Interpreters vary in their understanding of what John means here, and later in verse 10. Some see this as a denial of a sin nature (Brooke, 18; Findlay, 106; Painter, 145; Schnackenburg, 83; Smalley, 28; Smith, “Epistles,” 172; Stott, 81–82; Westcott, 22; Yarbrough, 60; contra Hauck, 122). This would seem indicated by the anarthrous noun taking on a more indefinite conceptual sense. It is not “a” specific sin that is denied, but sinfulness in general. Others see it as a denial of guilt (Brown, 205–6; Dodd, 22; Hodges, 73, n. 5; Law, 130). In John 9:41; 15:22–24; and 19:11 this same construction is used in which Jesus combines “sin” and “have” to indicate a state of sinfulness resulting from sin, whether admitted or denied.
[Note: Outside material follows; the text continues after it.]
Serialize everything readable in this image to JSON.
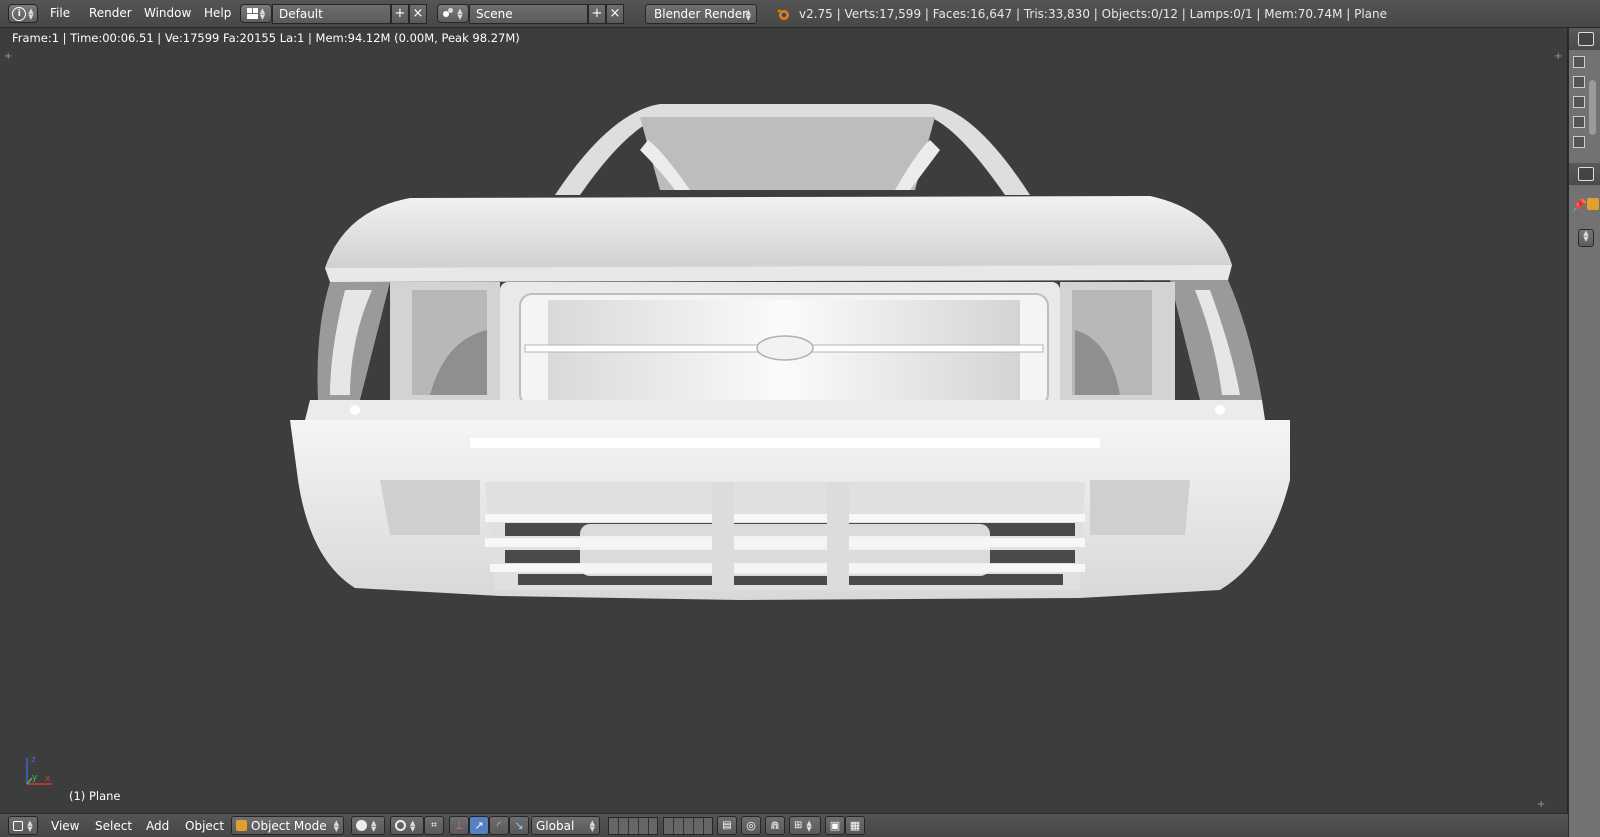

Thus, this use of the anarthrous noun “sin,” though including denial of a single sin, focuses attention on the guilt aspect that would call for confession and admit to the need of Jesus’ cleansing work in the previous verse. This latter meaning would seem the better of the two choices in light of what follows, though the second is implied by the first.
Christ died to save us “from our sins,” not in our sins. It is not a good sign to hear a believer either defending or excusing his sin. We agree with Dr. A.J. Gordon, who said: “We gravely fear that many Christians make the Apostle’s word,”If we say that we have no sin, we deceive ourselves,”the unconscious justification for a low standard of Christian living. It were almost better for one to overstate the possibilities of sanctification in his eager grasp after holiness, than to understate them in his complacent satisfaction with a traditional unholiness…. If we regard the doctrine of sinless perfection as a heresy, we regard contentment with sinful imperfection as a greater heresy.”
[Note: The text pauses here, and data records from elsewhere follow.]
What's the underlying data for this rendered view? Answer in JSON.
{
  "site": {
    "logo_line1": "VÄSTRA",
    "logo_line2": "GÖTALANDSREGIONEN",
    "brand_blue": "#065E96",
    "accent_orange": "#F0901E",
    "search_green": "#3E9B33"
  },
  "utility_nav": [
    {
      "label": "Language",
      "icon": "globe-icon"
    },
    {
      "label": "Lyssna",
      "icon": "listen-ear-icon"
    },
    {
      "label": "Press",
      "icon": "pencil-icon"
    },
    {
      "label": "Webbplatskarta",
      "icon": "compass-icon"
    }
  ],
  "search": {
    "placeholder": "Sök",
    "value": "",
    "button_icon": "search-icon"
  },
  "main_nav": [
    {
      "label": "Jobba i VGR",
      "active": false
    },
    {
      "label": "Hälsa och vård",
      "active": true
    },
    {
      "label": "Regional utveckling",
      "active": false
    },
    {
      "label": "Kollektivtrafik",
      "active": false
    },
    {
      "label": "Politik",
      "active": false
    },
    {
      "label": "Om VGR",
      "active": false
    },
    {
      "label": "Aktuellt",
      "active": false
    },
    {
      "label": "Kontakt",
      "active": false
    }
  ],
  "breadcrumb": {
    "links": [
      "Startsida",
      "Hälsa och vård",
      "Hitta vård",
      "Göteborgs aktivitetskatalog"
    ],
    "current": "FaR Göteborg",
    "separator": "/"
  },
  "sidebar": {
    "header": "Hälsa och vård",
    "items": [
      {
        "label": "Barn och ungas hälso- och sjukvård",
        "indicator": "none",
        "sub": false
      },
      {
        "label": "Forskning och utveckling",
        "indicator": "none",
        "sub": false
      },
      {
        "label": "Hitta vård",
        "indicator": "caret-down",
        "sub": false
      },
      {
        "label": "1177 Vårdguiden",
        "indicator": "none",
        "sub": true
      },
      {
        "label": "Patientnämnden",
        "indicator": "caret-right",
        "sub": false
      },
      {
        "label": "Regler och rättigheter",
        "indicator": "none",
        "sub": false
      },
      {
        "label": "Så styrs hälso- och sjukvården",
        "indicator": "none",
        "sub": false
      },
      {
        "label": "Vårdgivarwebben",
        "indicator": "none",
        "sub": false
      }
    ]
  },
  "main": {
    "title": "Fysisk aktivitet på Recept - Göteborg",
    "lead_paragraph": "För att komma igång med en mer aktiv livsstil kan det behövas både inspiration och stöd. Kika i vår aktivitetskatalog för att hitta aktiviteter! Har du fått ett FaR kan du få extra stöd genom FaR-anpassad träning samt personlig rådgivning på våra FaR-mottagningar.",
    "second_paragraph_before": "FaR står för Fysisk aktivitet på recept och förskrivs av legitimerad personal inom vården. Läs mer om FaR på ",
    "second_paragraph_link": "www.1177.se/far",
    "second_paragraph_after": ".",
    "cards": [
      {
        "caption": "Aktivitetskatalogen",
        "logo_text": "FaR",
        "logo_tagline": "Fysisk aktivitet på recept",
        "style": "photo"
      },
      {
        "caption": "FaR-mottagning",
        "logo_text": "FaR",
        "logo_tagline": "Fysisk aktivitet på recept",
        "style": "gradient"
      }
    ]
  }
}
We orthodox believers are prone to ignore John’s pointed word to us: “These things write I unto you, that ye sin not.” God wants a cleansed and righteous people. A sincere believer must want to be rid of all sin for all coming time.
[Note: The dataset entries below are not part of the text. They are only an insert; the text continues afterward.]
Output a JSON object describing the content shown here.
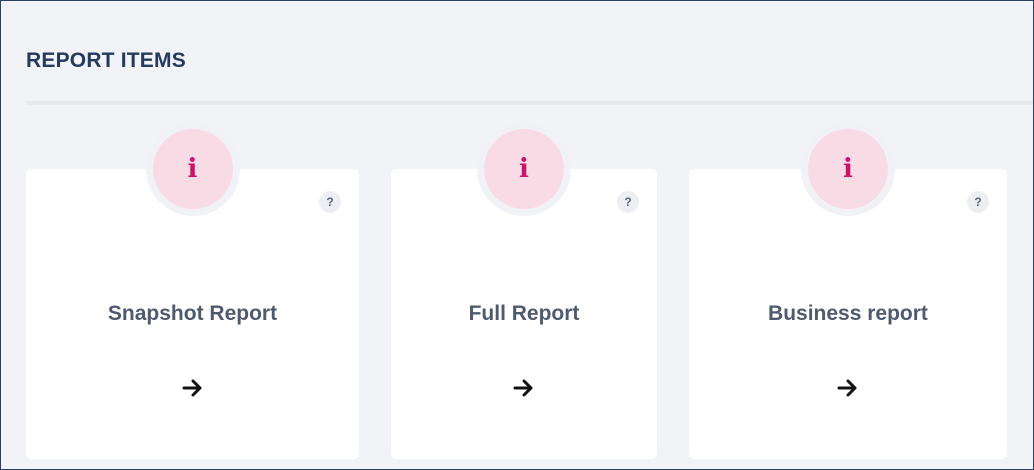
{
  "section": {
    "title": "REPORT ITEMS"
  },
  "cards": [
    {
      "title": "Snapshot Report",
      "info_icon": "info-icon",
      "help_label": "?",
      "arrow_icon": "arrow-right-icon"
    },
    {
      "title": "Full Report",
      "info_icon": "info-icon",
      "help_label": "?",
      "arrow_icon": "arrow-right-icon"
    },
    {
      "title": "Business report",
      "info_icon": "info-icon",
      "help_label": "?",
      "arrow_icon": "arrow-right-icon"
    }
  ],
  "info_glyph": "i",
  "colors": {
    "title": "#253a5e",
    "card_title": "#4f5a6f",
    "info_badge_bg": "#f9dbe6",
    "info_glyph": "#c8146a",
    "background": "#f2f3f6"
  }
}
And how true the word that “if we walk in the light, as he is in the light, we have fellowship with one another and the blood of Jesus Christ his son cleanses us from all sin.” Rom 6:19; 2 Cor 7:1; Eph 4:22-24; 1 Jn 1:7; 1 Jn 2:1.
Our capacity for self-deception is considerable. We can fail in our honesty, not only to God and others, but to ourselves as well. We ‘kid’ or ‘fool’ ourselves. This is particularly so in the moral sphere. We can convince ourselves that black is white, and that white is black. We can shift the blame for our own misdemeanours to others (“She made me do it!” – “It’s him, it’s her, it’s them, it’s it!”). We can find a thousand excuses for our attitudes and actions (“It’s they way I’m made, it’s my upbringing; I can’t help it”). We can refuse to face up to uncomfortable truths, as when the Samaritan woman was faced with the reality of her marital situation, and tried to change the subject of conversation from a moral and personal one to a theological and abstract one, Jn 4:23f. The Lord looks for ‘truth in the inner parts’, Ps 51:6.
There are two ways to keep a car running. You can wait for it to break down and then have the problem fixed. Or, by regular servicing and maintenance you can try to anticipate problems before they occur. This verse reminds us that when we do fall into sin, God’s forgiveness is available to us. Much better, however, to maintain a life of faith and discipline so that spiritual emergencies are kept to a minimum.
v9 ‘The proper Christian attitude to sin is not to deny it but to admit it, and then to receive the forgiveness which God has made possible and promises to us. If we confess our sins, acknowledging before God that we are sinners not only nature (sin) but by practice also (our sins), God will both forgive us our sins and purify us from all unrighteousness. In the first phrase sin is a debt which he remits and in the second a stain which he removes.’ (John Stott, Authentic Christianity, 150)